is a deadline for search; we start with 1000 random genomes (and thus 1000 random Push programs), and breed those with one another, and those children among themselves, and so on through 300 iterations, hoping that we’ll get to a “winner” by that time. We can’t restart afterwards, so it’s best to have this set to a “reasonable” time frame. That said, on my pretty good laptop, 300 generations of 1000 individuals takes a good four or five hours to run, so we’ll have lunch at least before we get there.parentselection
is set to Lexicase selection, an algorithm invented by Lee and which I find especially interesting for a number of reasons I’ll go on about interminably but later. Not now.finalreportsimplifications
is an interesting affordance. Push programs, as you might have worked from my example above and my hint that there are well over a hundred instructions in play, do all kinds of stuff. But our goal task—returning aninteger
—just involves whatever the last thing the Push program did that produced aninteger
result. So (at least in some cases) there’s a lot of extra stuff that might not be salient to the outcome. This argument controls a “simplify” functionality that takes a given program, runs it, deletes an arbitrary token, and keeps checking to ensure that it gets no worse for up to 1000 attempts at deleting randomlyselected tokens. If a deletion makes things worse, we backtrack; if a deletion does no harm, we move forward. Thus, the resulting program might be exactly as long as it started “presimplification” (if no single instruction can be taken out), or it might be almost entirely gone if a succinct kernel of value is tucked away inside it. Usually the simplified result is somewhere in between, of course.geneticoperatorprobabilities

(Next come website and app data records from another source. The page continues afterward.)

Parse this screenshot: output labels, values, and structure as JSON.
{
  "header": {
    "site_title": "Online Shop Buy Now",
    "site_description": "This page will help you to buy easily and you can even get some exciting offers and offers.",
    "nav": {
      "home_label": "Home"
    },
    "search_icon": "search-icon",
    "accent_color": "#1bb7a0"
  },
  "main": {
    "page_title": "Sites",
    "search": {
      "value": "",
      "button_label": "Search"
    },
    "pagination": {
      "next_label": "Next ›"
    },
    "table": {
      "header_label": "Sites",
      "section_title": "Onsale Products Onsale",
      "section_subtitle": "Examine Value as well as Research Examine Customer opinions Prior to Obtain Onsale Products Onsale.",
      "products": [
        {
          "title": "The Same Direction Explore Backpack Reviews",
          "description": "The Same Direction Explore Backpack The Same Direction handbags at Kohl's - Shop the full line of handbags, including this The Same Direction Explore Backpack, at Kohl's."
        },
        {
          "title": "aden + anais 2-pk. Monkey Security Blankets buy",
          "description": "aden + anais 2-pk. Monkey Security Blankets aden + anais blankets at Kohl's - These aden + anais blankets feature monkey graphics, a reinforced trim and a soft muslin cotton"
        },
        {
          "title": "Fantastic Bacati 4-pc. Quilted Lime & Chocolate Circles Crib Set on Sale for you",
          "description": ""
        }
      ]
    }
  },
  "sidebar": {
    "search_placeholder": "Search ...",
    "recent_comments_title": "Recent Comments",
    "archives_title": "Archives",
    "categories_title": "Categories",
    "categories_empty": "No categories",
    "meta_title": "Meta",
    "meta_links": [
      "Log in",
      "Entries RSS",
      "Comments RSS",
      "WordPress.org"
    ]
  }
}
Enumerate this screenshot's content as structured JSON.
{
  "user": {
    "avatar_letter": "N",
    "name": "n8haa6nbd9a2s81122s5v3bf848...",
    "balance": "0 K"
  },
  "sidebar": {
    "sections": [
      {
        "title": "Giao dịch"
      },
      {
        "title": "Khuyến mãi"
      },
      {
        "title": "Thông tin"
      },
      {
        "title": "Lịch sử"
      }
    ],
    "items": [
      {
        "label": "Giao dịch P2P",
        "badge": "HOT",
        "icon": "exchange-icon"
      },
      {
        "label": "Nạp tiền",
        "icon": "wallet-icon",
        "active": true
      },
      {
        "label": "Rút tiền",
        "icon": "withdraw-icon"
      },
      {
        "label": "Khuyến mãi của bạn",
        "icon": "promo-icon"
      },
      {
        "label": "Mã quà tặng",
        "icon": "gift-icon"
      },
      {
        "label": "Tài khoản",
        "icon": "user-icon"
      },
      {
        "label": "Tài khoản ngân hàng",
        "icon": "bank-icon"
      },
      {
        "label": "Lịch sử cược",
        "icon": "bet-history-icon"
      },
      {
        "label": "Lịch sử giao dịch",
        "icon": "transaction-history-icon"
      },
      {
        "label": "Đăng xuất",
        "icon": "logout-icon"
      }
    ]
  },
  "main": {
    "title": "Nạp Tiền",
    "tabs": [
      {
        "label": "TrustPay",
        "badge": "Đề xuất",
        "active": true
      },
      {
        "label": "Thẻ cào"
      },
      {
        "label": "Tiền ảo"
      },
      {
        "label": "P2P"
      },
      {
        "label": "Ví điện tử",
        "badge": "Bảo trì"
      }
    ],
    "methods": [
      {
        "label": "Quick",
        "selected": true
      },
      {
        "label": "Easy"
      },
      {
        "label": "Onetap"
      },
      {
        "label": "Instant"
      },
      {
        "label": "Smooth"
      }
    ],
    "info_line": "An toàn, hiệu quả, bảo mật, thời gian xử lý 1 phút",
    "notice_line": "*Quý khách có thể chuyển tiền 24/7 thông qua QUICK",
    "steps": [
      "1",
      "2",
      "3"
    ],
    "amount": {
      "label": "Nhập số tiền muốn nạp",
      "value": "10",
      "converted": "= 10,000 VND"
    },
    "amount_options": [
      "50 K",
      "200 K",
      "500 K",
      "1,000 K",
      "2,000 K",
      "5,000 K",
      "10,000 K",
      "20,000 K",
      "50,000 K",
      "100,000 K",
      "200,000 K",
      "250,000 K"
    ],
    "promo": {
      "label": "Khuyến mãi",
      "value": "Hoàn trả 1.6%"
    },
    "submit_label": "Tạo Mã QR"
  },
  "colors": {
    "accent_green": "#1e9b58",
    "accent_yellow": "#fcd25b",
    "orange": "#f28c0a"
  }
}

are controls for how GP works. It’s complicated. These are copied from another example.
So, long story short: it’s hard on this little duckling to solve this particular problem. In fact, I ran it a couple of times with these settings, then moved things over the Big Desktop computer and let it run longer and with more “oomph” in the revised settings, and nope, I see something like this almost every time:
Current time: 1437726655671 milliseconds ;;;;;;;;;;;;;;;;;;;;;;;;;;;;;;;;;;;;;;;;;;;;;;;;;;;;;;; FAILURE
Being more accommodating
Well, technically I see that message above at the end of about 3 Gb of preceding text. Clojush is nothing if not verbose: I get reports of the best in each generation and by three or four criteria for “best”, I get detailed listings and genomes (which are different), I get error measurements, and so on and so forth. There are 1000 individuals in each of 1000 generations, and each one gets run over 20 input:output pairs for evaluation, so there’s twenty million “runs” of Push programs involved, each of which can involve up to 1000 steps. No wonder my laptop gets hot.
And yet we don’t get a good enough answer, meaning we don’t get one that’s able to “understand” that \(y=1964 + 9x + 11 x^2\).

The
:exec
thing is harder to explain than I want to take time for here, but I should say that the:exec
stack is the stack on which the Push program is actually running. So when I said a Push program “is”(boolean_and float_add)
in my example above, that is a cartoon of theexec
stack in the interpreter at the beginning of execution. The interpreter pops items from the:exec
stack as it runs the program, and it’s gradually exhausted as the program executes one token at a time. It gets complicated and worth more time than you have right now, because Push has a number of important instructions that put new things back onto the:exec
stack. Save that for another day. ↩